So, you want to understand what happened to the economy in 2008? I have an answer. It's a poem.
Why a poem? Because people can follow a poem, if it's not too poetic, better than they can follow detailed chains of economic reasoning.
Poems can have great influence. It is safe to say that the most influential poem in the history of the West is the 23rd Psalm. It has shaped how we look at personal cause and effect in history. I argue that the second most influential poem has been "The Grumbling Hive," better known as the "Fable of the Bees." The original was published in 1705. The update, published in 1714, was accompanied by two fat volumes of social theory based on the poem. The book is still in print.
The author, Bernard Mandeville, was a dentist in England who had immigrated from the Netherlands. His poem was meant to shock, and it did. Its subtitle was "Knaves Turned Honest." It is the story of society. Society is filled with knaves in every field.
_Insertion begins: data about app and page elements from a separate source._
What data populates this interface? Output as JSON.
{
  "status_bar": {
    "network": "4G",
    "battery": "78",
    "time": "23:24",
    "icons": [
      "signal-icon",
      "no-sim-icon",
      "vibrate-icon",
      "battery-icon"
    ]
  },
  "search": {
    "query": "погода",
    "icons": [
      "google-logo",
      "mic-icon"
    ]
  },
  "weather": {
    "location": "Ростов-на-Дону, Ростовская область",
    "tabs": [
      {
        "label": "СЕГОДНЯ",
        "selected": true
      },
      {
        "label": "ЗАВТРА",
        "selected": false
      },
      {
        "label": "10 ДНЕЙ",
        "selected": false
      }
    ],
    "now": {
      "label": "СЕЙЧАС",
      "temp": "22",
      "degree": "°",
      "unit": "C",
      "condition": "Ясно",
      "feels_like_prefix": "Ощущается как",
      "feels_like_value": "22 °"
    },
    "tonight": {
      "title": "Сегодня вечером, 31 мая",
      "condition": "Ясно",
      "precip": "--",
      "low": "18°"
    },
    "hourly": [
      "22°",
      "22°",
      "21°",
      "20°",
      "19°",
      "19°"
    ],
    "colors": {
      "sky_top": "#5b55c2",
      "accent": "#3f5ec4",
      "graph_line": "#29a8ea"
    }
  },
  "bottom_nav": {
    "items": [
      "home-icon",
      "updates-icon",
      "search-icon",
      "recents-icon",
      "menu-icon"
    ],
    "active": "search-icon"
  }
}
He begins, appropriately, with lawyers. Then he goes to physicians, then priests, then soldiers, then advisers to kings. They cheat. They lie. They grow rich. And they spend.